## INSTRUCTIONS TO FOLLOW
Could you reproduce every record below exactly as written?

## Website and app data records
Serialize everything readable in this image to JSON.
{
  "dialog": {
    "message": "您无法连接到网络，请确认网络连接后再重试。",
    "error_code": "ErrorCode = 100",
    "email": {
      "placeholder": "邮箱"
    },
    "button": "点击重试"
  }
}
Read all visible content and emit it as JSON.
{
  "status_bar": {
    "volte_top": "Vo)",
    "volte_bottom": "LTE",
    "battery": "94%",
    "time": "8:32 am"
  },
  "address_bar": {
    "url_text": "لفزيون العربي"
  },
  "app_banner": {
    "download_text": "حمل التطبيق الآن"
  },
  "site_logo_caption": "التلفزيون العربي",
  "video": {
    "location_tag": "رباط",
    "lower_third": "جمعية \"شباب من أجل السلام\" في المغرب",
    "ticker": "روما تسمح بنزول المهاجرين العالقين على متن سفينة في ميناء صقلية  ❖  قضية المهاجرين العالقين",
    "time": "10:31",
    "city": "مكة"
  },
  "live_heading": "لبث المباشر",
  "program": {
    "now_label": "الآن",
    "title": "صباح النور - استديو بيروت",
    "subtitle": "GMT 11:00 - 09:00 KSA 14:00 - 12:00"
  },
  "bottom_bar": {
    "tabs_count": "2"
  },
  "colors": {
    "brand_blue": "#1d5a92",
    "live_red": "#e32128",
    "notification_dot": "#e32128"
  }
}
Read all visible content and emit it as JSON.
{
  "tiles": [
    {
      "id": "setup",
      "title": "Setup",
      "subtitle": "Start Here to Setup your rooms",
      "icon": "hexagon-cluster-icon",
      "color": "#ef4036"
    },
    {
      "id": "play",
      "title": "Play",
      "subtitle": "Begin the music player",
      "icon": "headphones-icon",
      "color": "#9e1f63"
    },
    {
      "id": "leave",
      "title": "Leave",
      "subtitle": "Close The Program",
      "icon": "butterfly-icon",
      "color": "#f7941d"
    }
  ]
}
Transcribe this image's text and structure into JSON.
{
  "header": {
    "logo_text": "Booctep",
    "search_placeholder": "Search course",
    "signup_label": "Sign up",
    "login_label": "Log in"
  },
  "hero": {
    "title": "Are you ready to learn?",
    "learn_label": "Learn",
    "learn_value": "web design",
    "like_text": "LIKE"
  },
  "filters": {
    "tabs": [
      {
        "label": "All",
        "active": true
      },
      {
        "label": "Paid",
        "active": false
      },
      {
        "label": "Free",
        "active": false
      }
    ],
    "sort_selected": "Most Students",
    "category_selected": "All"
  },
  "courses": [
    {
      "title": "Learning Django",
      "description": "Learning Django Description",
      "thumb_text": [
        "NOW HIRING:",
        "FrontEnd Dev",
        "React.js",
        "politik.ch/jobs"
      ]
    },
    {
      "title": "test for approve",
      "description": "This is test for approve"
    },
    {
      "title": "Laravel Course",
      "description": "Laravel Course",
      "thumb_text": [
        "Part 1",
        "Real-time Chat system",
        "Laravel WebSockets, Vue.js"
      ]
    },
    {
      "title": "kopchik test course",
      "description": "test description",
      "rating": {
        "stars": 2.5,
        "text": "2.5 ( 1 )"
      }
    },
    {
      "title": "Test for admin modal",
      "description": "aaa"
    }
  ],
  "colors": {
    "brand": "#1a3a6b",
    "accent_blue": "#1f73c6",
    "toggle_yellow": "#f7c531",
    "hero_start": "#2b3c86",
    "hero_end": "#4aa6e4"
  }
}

## SOLVED PROBLEM
Serialize everything readable in this image to JSON.
{
  "dialog": {
    "message": "您无法连接到网络，请确认网络连接后再重试。",
    "error_code": "ErrorCode = 100",
    "email": {
      "placeholder": "邮箱"
    },
    "button": "点击重试"
  }
}
Read all visible content and emit it as JSON.
{
  "status_bar": {
    "volte_top": "Vo)",
    "volte_bottom": "LTE",
    "battery": "94%",
    "time": "8:32 am"
  },
  "address_bar": {
    "url_text": "لفزيون العربي"
  },
  "app_banner": {
    "download_text": "حمل التطبيق الآن"
  },
  "site_logo_caption": "التلفزيون العربي",
  "video": {
    "location_tag": "رباط",
    "lower_third": "جمعية \"شباب من أجل السلام\" في المغرب",
    "ticker": "روما تسمح بنزول المهاجرين العالقين على متن سفينة في ميناء صقلية  ❖  قضية المهاجرين العالقين",
    "time": "10:31",
    "city": "مكة"
  },
  "live_heading": "لبث المباشر",
  "program": {
    "now_label": "الآن",
    "title": "صباح النور - استديو بيروت",
    "subtitle": "GMT 11:00 - 09:00 KSA 14:00 - 12:00"
  },
  "bottom_bar": {
    "tabs_count": "2"
  },
  "colors": {
    "brand_blue": "#1d5a92",
    "live_red": "#e32128",
    "notification_dot": "#e32128"
  }
}
Read all visible content and emit it as JSON.
{
  "tiles": [
    {
      "id": "setup",
      "title": "Setup",
      "subtitle": "Start Here to Setup your rooms",
      "icon": "hexagon-cluster-icon",
      "color": "#ef4036"
    },
    {
      "id": "play",
      "title": "Play",
      "subtitle": "Begin the music player",
      "icon": "headphones-icon",
      "color": "#9e1f63"
    },
    {
      "id": "leave",
      "title": "Leave",
      "subtitle": "Close The Program",
      "icon": "butterfly-icon",
      "color": "#f7941d"
    }
  ]
}
Transcribe this image's text and structure into JSON.
{
  "header": {
    "logo_text": "Booctep",
    "search_placeholder": "Search course",
    "signup_label": "Sign up",
    "login_label": "Log in"
  },
  "hero": {
    "title": "Are you ready to learn?",
    "learn_label": "Learn",
    "learn_value": "web design",
    "like_text": "LIKE"
  },
  "filters": {
    "tabs": [
      {
        "label": "All",
        "active": true
      },
      {
        "label": "Paid",
        "active": false
      },
      {
        "label": "Free",
        "active": false
      }
    ],
    "sort_selected": "Most Students",
    "category_selected": "All"
  },
  "courses": [
    {
      "title": "Learning Django",
      "description": "Learning Django Description",
      "thumb_text": [
        "NOW HIRING:",
        "FrontEnd Dev",
        "React.js",
        "politik.ch/jobs"
      ]
    },
    {
      "title": "test for approve",
      "description": "This is test for approve"
    },
    {
      "title": "Laravel Course",
      "description": "Laravel Course",
      "thumb_text": [
        "Part 1",
        "Real-time Chat system",
        "Laravel WebSockets, Vue.js"
      ]
    },
    {
      "title": "kopchik test course",
      "description": "test description",
      "rating": {
        "stars": 2.5,
        "text": "2.5 ( 1 )"
      }
    },
    {
      "title": "Test for admin modal",
      "description": "aaa"
    }
  ],
  "colors": {
    "brand": "#1a3a6b",
    "accent_blue": "#1f73c6",
    "toggle_yellow": "#f7c531",
    "hero_start": "#2b3c86",
    "hero_end": "#4aa6e4"
  }
}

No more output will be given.